▸ The problem: Copy out each line below that has the word "document" in it.

▸ Component data from apps and pages:
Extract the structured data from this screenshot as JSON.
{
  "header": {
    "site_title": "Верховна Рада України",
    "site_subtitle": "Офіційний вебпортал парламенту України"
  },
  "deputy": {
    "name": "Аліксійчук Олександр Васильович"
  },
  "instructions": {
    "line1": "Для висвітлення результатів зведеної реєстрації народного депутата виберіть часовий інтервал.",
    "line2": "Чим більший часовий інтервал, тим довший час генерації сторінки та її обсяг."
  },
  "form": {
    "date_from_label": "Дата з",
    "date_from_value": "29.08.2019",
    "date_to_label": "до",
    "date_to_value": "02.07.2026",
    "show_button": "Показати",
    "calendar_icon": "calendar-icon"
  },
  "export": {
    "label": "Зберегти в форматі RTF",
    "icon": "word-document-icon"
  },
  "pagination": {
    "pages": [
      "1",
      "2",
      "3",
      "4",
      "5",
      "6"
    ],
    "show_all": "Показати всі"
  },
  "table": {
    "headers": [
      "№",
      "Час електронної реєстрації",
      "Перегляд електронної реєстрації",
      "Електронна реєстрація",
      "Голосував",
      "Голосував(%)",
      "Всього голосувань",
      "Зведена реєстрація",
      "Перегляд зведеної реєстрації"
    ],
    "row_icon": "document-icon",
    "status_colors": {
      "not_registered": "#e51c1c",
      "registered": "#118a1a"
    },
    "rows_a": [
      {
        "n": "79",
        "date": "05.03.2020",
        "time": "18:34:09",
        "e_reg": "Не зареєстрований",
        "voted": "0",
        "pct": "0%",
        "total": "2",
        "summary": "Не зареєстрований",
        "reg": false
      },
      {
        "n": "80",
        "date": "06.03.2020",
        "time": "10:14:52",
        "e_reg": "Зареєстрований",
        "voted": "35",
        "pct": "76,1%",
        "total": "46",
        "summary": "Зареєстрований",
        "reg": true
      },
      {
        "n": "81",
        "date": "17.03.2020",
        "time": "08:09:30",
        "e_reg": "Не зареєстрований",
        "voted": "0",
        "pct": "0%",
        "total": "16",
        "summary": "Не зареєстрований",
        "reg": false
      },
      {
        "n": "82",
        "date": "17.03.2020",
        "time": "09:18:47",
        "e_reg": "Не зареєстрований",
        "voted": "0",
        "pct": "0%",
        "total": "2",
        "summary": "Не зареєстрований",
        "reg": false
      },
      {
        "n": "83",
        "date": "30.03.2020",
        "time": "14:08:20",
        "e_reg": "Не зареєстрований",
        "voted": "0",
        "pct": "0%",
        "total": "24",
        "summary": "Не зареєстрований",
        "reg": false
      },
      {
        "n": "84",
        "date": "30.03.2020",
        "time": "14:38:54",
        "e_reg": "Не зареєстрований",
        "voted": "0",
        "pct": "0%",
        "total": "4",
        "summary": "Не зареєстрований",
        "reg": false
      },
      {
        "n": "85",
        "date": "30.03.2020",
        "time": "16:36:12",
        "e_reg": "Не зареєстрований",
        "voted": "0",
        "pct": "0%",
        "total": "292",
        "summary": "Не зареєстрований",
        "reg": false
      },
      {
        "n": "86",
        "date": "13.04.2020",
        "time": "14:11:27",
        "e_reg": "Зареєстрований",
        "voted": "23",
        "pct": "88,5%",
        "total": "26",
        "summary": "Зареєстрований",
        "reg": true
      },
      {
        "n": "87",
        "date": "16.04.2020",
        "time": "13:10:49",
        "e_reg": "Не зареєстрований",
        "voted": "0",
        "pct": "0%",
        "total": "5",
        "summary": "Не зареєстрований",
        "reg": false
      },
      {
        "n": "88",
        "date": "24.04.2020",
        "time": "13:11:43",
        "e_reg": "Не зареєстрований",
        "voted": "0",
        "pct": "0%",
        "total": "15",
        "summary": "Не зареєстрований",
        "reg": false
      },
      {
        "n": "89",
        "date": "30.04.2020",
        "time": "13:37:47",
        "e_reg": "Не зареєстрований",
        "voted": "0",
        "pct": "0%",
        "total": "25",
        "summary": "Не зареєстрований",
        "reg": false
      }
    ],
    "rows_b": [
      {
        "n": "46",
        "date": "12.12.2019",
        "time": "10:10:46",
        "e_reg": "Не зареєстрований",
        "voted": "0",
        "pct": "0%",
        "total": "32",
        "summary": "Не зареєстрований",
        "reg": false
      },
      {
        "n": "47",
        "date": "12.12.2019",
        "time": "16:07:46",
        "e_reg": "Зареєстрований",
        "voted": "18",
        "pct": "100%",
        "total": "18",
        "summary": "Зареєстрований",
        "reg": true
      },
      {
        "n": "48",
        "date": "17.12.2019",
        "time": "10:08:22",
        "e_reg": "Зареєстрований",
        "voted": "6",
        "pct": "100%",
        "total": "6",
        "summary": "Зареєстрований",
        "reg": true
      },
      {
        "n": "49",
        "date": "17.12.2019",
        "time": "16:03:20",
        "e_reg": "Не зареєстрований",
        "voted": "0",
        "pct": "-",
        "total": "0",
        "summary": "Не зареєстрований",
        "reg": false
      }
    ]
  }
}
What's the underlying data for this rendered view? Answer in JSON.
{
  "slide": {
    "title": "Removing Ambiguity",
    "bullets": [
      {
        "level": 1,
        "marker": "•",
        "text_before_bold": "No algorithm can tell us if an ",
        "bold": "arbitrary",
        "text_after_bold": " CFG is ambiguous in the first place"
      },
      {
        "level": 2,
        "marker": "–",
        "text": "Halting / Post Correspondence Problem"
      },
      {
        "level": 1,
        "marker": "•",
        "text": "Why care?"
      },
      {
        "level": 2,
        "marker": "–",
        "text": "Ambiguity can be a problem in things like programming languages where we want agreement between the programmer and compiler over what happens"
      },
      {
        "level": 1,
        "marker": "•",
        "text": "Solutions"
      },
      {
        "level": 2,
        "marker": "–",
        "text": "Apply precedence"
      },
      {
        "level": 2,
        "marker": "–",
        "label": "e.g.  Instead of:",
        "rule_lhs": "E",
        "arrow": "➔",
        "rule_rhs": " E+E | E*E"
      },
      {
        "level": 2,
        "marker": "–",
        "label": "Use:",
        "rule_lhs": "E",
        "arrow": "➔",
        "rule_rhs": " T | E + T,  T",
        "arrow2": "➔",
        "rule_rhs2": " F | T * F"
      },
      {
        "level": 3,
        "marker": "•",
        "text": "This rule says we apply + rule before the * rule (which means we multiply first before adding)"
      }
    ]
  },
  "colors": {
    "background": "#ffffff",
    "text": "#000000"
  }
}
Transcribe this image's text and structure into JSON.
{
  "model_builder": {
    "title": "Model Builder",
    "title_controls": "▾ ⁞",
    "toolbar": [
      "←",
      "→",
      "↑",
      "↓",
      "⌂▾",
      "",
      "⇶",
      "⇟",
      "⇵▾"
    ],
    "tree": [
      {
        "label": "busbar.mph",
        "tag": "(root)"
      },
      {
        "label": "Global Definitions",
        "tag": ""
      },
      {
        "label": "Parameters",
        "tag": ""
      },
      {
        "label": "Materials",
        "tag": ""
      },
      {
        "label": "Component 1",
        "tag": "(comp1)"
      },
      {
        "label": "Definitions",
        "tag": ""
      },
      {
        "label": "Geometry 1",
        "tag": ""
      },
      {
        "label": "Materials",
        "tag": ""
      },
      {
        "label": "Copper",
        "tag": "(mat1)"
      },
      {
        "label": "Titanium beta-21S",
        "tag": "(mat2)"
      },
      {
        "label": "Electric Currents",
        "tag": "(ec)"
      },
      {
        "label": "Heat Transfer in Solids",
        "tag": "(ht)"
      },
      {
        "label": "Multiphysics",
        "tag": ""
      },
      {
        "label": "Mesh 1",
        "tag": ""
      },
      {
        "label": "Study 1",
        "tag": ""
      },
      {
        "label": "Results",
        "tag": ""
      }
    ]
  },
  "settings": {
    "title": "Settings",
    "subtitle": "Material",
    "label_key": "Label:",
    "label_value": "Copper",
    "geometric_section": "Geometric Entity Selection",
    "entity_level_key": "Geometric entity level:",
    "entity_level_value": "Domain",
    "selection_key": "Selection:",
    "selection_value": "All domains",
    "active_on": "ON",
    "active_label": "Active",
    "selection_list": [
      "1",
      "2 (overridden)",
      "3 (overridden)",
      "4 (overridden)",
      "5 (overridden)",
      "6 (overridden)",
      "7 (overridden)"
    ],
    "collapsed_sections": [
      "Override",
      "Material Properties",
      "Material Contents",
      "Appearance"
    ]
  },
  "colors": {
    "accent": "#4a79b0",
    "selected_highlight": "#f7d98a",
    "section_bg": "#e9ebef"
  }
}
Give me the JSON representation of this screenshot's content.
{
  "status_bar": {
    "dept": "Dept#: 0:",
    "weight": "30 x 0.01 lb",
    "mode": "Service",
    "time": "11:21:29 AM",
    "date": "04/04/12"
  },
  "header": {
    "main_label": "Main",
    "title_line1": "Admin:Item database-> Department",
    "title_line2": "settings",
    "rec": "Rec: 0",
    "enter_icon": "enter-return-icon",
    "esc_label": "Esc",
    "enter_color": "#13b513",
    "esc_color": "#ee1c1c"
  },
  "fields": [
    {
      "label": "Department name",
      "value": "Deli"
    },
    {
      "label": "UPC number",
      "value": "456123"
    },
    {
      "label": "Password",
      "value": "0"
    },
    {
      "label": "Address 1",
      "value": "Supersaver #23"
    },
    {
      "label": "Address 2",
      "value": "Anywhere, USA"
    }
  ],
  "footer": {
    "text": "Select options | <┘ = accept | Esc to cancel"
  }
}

▸ Written answer:
    "icon": "word-document-icon"
    "row_icon": "document-icon",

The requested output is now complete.